  • PublicationConstantin Brancusi: 1876-1957

    Arch is the most closely related to Bench (Philadelphia Museum of Art, 1950-134-23) in its direct use of salvaged architectural material. Here Brancusi adapted a found overdoor element to create a new architectural configuration. The massive curved lintel retains a large area of old paint, nail and rod holes, and carving molding edges. The two matching red beams, the left one slightly wider than the right, have upper tenons that Brancusi slid into the lintel. The very weathered bottom element was probably a crown molding with mortises that originally held the upper ends of supporting posts. Brancusi inverted the beam and widened the two mortises, into which he then inserted the lower ends of the vertical beams. Arch was not built to be freestanding; the bottom cannot support the beams as inserted.

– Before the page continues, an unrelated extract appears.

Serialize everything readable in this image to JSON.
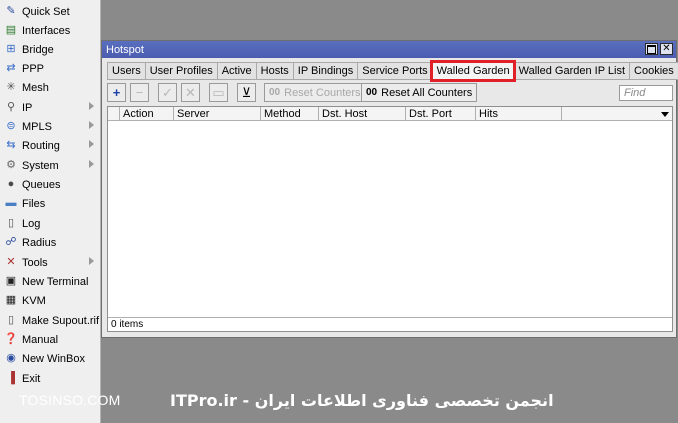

    Like the furnishings Brancusi was making for his new studio at 8, impasse Ronsin, Bench (Philadelphia Museum of Art, 1950-134-23), Arch, and Caryatid (Fogg Art Museum, Harvard University Art Museums) were made to function as part of a unified environment. In 1916, Brancusi wrote to Walter Pach that he was "glad Mr. Quinn has taken them all especially because, as you recall, they were meant to be placed around sculptures that are for the most part at his place" (Brancusi to Pach, October 4, 1916, Quinn collections, NYPL). Quinn had purchased the works in anticipation of bringing them to a house he bought in Long Island in 1915. Quinn never used the house, however, and Bench and Arch lay in his basement until he sold them in 1920 to Marius de Zayas. Both works were subsequently purchased by the Arensbergs, who made them focal points in their Hollywood home. Ann Temkin, from Constantin Brancusi 1876-1957 (1995), p.134.